A double acting air cylinder enables the introduction of air pressure on either side of the piston, providing air powered movement in both directions. In this design, a loss of air pressure will result in the load driving the piston to a default position, but also provides some flexibility in operation not inherent in the spring return single action design.

The method used to create a seal between the piston and the cylinder wall impacts the operation and longevity of an air cylinder. A seal affixed to the piston that will slide along the cylinder wall as the piston is driven to each new position encumbers operation with friction and stiction. Friction will cause wear on the seal material, with its deterioration eventually impacting response of the cylinder to a control signal. Stiction, also called "static friction" or "stationary friction" refers to the resistance to relative motion of two bodies in contact with one another. In practice, we see stiction as the reason why it often takes more force to get the piston moving than it does to keep it in motion. This also causes inaccuracy in linear positioning of the load.

ControlAir overcomes both drawbacks with their Rolling Diaphragm Air Cylinders. Instead of a fixed seal between the piston and cylinder wall, a flexible diaphragm connects to the leading edge of the piston and the end of the cylinder. The piston diameter is sufficiently less than that of the cylinder, providing space for the diaphragm to roll up as the piston changes position. The design delivers negligible levels of resistance to piston movement, with resulting superior positioning capabilities.

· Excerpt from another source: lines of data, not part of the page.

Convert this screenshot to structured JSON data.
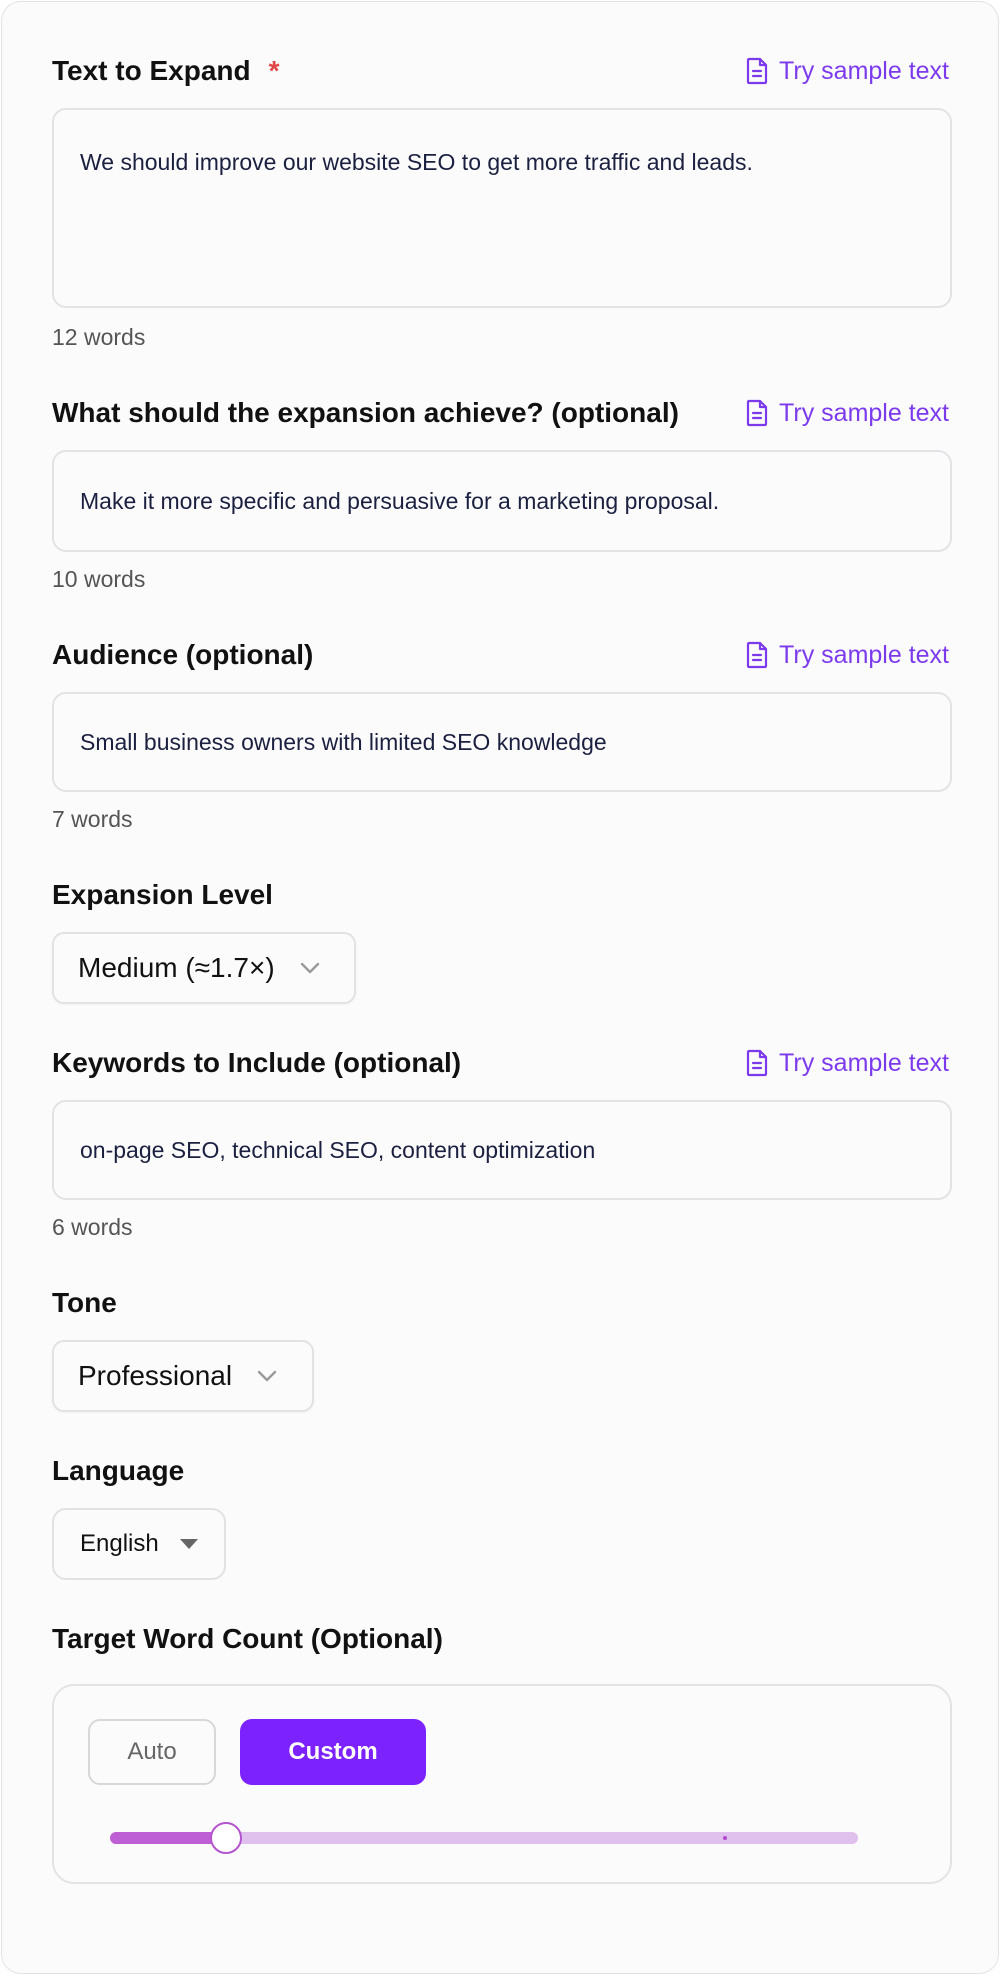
{
  "text_to_expand": {
    "label": "Text to Expand",
    "required_marker": "*",
    "sample_link": "Try sample text",
    "value": "We should improve our website SEO to get more traffic and leads.",
    "word_count": "12 words"
  },
  "goal": {
    "label": "What should the expansion achieve? (optional)",
    "sample_link": "Try sample text",
    "value": "Make it more specific and persuasive for a marketing proposal.",
    "word_count": "10 words"
  },
  "audience": {
    "label": "Audience (optional)",
    "sample_link": "Try sample text",
    "value": "Small business owners with limited SEO knowledge",
    "word_count": "7 words"
  },
  "expansion_level": {
    "label": "Expansion Level",
    "selected": "Medium (≈1.7×)"
  },
  "keywords": {
    "label": "Keywords to Include (optional)",
    "sample_link": "Try sample text",
    "value": "on-page SEO, technical SEO, content optimization",
    "word_count": "6 words"
  },
  "tone": {
    "label": "Tone",
    "selected": "Professional"
  },
  "language": {
    "label": "Language",
    "selected": "English"
  },
  "target_word_count": {
    "label": "Target Word Count (Optional)",
    "auto_label": "Auto",
    "custom_label": "Custom",
    "active_mode": "Custom",
    "slider_value_fraction": 0.155,
    "slider_marker_fraction": 0.82
  },
  "colors": {
    "accent": "#7c3aed",
    "primary_button": "#7c22ff",
    "required": "#e04545",
    "slider_fill": "#bf5fd6",
    "slider_track": "#e0c0ec"
  },
  "icons": {
    "sample_link_icon": "document-icon",
    "select_icon": "chevron-down-icon",
    "language_icon": "caret-down-icon"
  }
}
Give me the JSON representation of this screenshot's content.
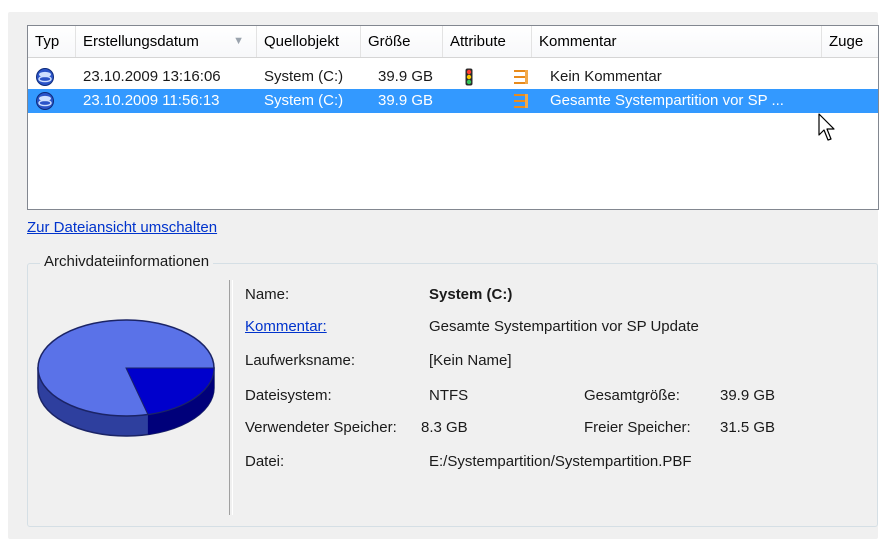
{
  "listview": {
    "columns": [
      {
        "label": "Typ"
      },
      {
        "label": "Erstellungsdatum"
      },
      {
        "label": "Quellobjekt"
      },
      {
        "label": "Größe"
      },
      {
        "label": "Attribute"
      },
      {
        "label": "Kommentar"
      },
      {
        "label": "Zuge"
      }
    ],
    "rows": [
      {
        "date": "23.10.2009 13:16:06",
        "source": "System (C:)",
        "size": "39.9 GB",
        "attributes": [
          "lock-icon",
          "archive-icon"
        ],
        "comment": "Kein Kommentar",
        "selected": false
      },
      {
        "date": "23.10.2009 11:56:13",
        "source": "System (C:)",
        "size": "39.9 GB",
        "attributes": [
          "archive-icon"
        ],
        "comment": "Gesamte Systempartition vor SP ...",
        "selected": true
      }
    ]
  },
  "switch_view_link": "Zur Dateiansicht umschalten",
  "archive_info": {
    "title": "Archivdateiinformationen",
    "labels": {
      "name": "Name:",
      "comment": "Kommentar:",
      "drive_name": "Laufwerksname:",
      "filesystem": "Dateisystem:",
      "used": "Verwendeter Speicher:",
      "file": "Datei:",
      "total": "Gesamtgröße:",
      "free": "Freier Speicher:"
    },
    "values": {
      "name": "System (C:)",
      "comment": "Gesamte Systempartition vor SP Update",
      "drive_name": "[Kein Name]",
      "filesystem": "NTFS",
      "used": "8.3 GB",
      "file": "E:/Systempartition/Systempartition.PBF",
      "total": "39.9 GB",
      "free": "31.5 GB"
    },
    "pie": {
      "used_fraction": 0.21,
      "used_color": "#0000cc",
      "free_color": "#5a72e8"
    }
  },
  "colors": {
    "selection": "#3399ff",
    "link": "#0033cc"
  }
}
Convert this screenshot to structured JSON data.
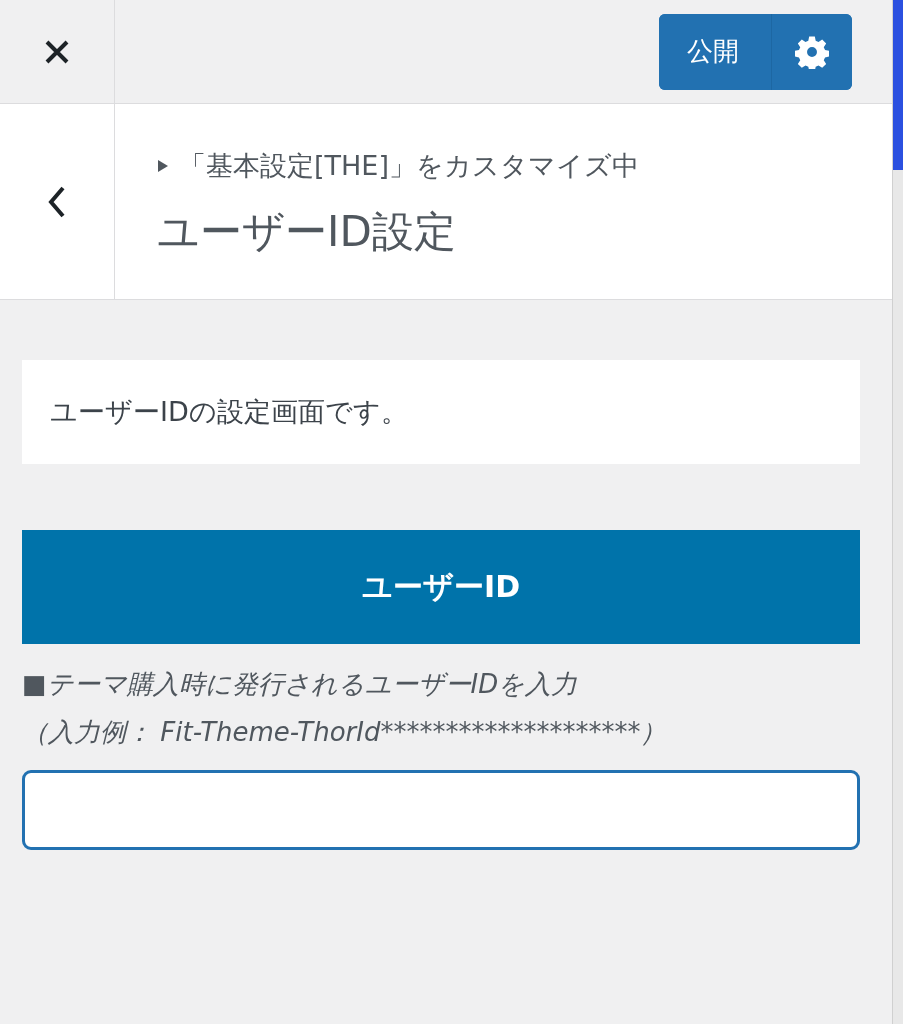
{
  "header": {
    "publish_button": "公開"
  },
  "section": {
    "breadcrumb": "「基本設定[THE]」をカスタマイズ中",
    "title": "ユーザーID設定"
  },
  "description": "ユーザーIDの設定画面です。",
  "control": {
    "heading": "ユーザーID",
    "hint_lines": [
      "■テーマ購入時に発行されるユーザーIDを入力",
      "（入力例： Fit-Theme-ThorId********************）"
    ]
  }
}
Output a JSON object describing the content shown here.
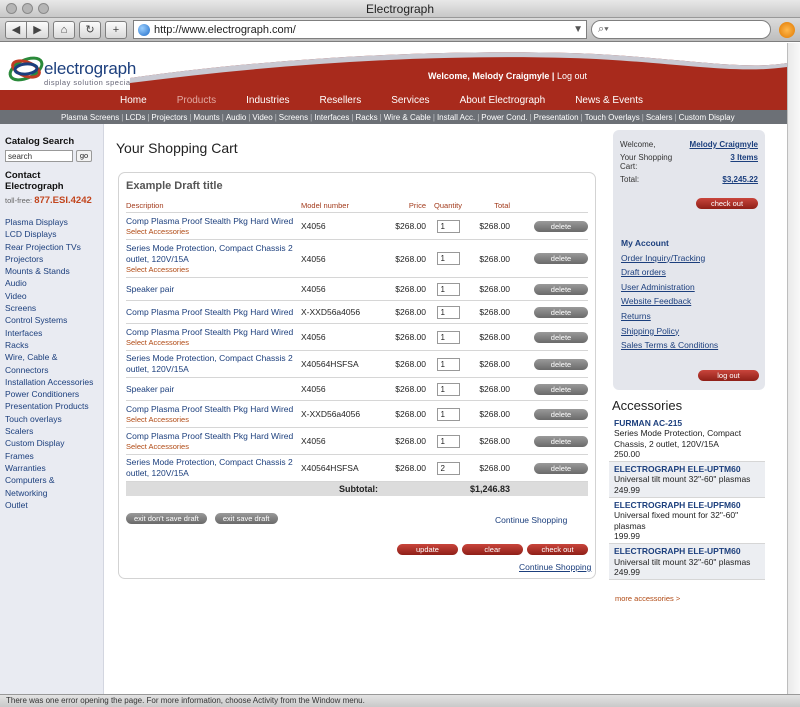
{
  "window": {
    "title": "Electrograph"
  },
  "browser": {
    "url": "http://www.electrograph.com/",
    "status": "There was one error opening the page. For more information, choose Activity from the Window menu."
  },
  "header": {
    "logo_text": "electrograph",
    "logo_tagline": "display solution specialists",
    "welcome": "Welcome, Melody Craigmyle",
    "separator": "|",
    "logout": "Log out"
  },
  "main_nav": [
    {
      "label": "Home",
      "active": false
    },
    {
      "label": "Products",
      "active": true
    },
    {
      "label": "Industries",
      "active": false
    },
    {
      "label": "Resellers",
      "active": false
    },
    {
      "label": "Services",
      "active": false
    },
    {
      "label": "About Electrograph",
      "active": false
    },
    {
      "label": "News & Events",
      "active": false
    }
  ],
  "sub_nav": [
    "Plasma Screens",
    "LCDs",
    "Projectors",
    "Mounts",
    "Audio",
    "Video",
    "Screens",
    "Interfaces",
    "Racks",
    "Wire & Cable",
    "Install Acc.",
    "Power Cond.",
    "Presentation",
    "Touch Overlays",
    "Scalers",
    "Custom Display"
  ],
  "sidebar": {
    "search_title": "Catalog Search",
    "search_value": "search",
    "search_go": "go",
    "contact_title": "Contact Electrograph",
    "tollfree_label": "toll-free:",
    "tollfree_number": "877.ESI.4242",
    "categories": [
      "Plasma Displays",
      "LCD Displays",
      "Rear Projection TVs",
      "Projectors",
      "Mounts & Stands",
      "Audio",
      "Video",
      "Screens",
      "Control Systems",
      "Interfaces",
      "Racks",
      "Wire, Cable & Connectors",
      "Installation Accessories",
      "Power Conditioners",
      "Presentation Products",
      "Touch overlays",
      "Scalers",
      "Custom Display",
      "Frames",
      "Warranties",
      "Computers & Networking",
      "Outlet"
    ]
  },
  "cart": {
    "page_title": "Your Shopping Cart",
    "draft_title": "Example Draft title",
    "columns": {
      "description": "Description",
      "model": "Model number",
      "price": "Price",
      "quantity": "Quantity",
      "total": "Total"
    },
    "accessories_link": "Select Accessories",
    "delete_label": "delete",
    "rows": [
      {
        "desc": "Comp Plasma Proof Stealth Pkg Hard Wired",
        "acc": true,
        "model": "X4056",
        "price": "$268.00",
        "qty": "1",
        "total": "$268.00"
      },
      {
        "desc": "Series Mode Protection, Compact Chassis 2 outlet, 120V/15A",
        "acc": true,
        "model": "X4056",
        "price": "$268.00",
        "qty": "1",
        "total": "$268.00"
      },
      {
        "desc": "Speaker pair",
        "acc": false,
        "model": "X4056",
        "price": "$268.00",
        "qty": "1",
        "total": "$268.00"
      },
      {
        "desc": "Comp Plasma Proof Stealth Pkg Hard Wired",
        "acc": false,
        "model": "X-XXD56a4056",
        "price": "$268.00",
        "qty": "1",
        "total": "$268.00"
      },
      {
        "desc": "Comp Plasma Proof Stealth Pkg Hard Wired",
        "acc": true,
        "model": "X4056",
        "price": "$268.00",
        "qty": "1",
        "total": "$268.00"
      },
      {
        "desc": "Series Mode Protection, Compact Chassis 2 outlet, 120V/15A",
        "acc": false,
        "model": "X40564HSFSA",
        "price": "$268.00",
        "qty": "1",
        "total": "$268.00"
      },
      {
        "desc": "Speaker pair",
        "acc": false,
        "model": "X4056",
        "price": "$268.00",
        "qty": "1",
        "total": "$268.00"
      },
      {
        "desc": "Comp Plasma Proof Stealth Pkg Hard Wired",
        "acc": true,
        "model": "X-XXD56a4056",
        "price": "$268.00",
        "qty": "1",
        "total": "$268.00"
      },
      {
        "desc": "Comp Plasma Proof Stealth Pkg Hard Wired",
        "acc": true,
        "model": "X4056",
        "price": "$268.00",
        "qty": "1",
        "total": "$268.00"
      },
      {
        "desc": "Series Mode Protection, Compact Chassis 2 outlet, 120V/15A",
        "acc": false,
        "model": "X40564HSFSA",
        "price": "$268.00",
        "qty": "2",
        "total": "$268.00"
      }
    ],
    "subtotal_label": "Subtotal:",
    "subtotal_value": "$1,246.83",
    "exit_dont_save": "exit don't save draft",
    "exit_save": "exit save draft",
    "continue_shopping": "Continue Shopping",
    "update": "update",
    "clear": "clear",
    "checkout": "check out"
  },
  "account": {
    "welcome_label": "Welcome,",
    "user_name": "Melody Craigmyle",
    "cart_label": "Your Shopping Cart:",
    "cart_items": "3 Items",
    "total_label": "Total:",
    "total_value": "$3,245.22",
    "checkout": "check out",
    "links_title": "My Account",
    "links": [
      "Order Inquiry/Tracking",
      "Draft orders",
      "User Administration",
      "Website Feedback",
      "Returns",
      "Shipping Policy",
      "Sales Terms & Conditions"
    ],
    "logout": "log out"
  },
  "accessories": {
    "title": "Accessories",
    "items": [
      {
        "name": "FURMAN AC-215",
        "desc": "Series Mode Protection, Compact Chassis, 2 outlet, 120V/15A",
        "price": "250.00"
      },
      {
        "name": "ELECTROGRAPH ELE-UPTM60",
        "desc": "Universal tilt mount 32\"-60\" plasmas",
        "price": "249.99"
      },
      {
        "name": "ELECTROGRAPH ELE-UPFM60",
        "desc": "Universal fixed mount for 32\"-60\" plasmas",
        "price": "199.99"
      },
      {
        "name": "ELECTROGRAPH ELE-UPTM60",
        "desc": "Universal tilt mount 32\"-60\" plasmas",
        "price": "249.99"
      }
    ],
    "more": "more accessories >"
  },
  "colors": {
    "brand_red": "#a82a1c",
    "link_blue": "#1c3f7d",
    "accent_orange": "#c2451d"
  }
}
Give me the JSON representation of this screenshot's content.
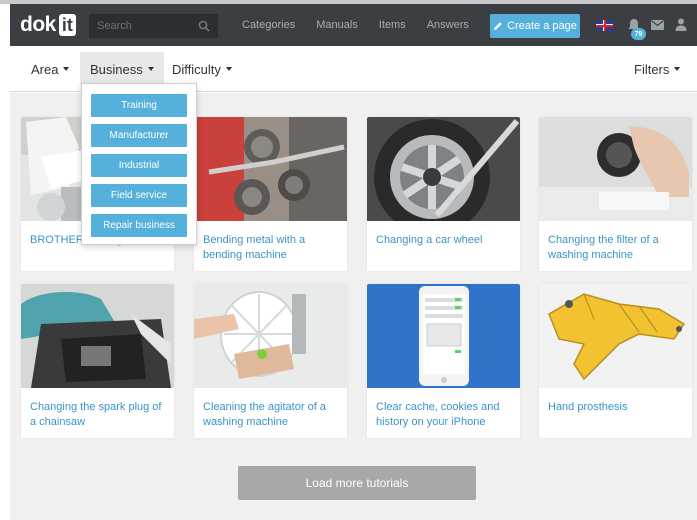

The datasheet provided below has more detail and cutaway illustrations of both single and double acting versions, so you can see how the diaphragm concept functions. Share your linear motion and automation challenges with process control experts, combining your own experience and knowledge with their expertise to develop the most effective solutions.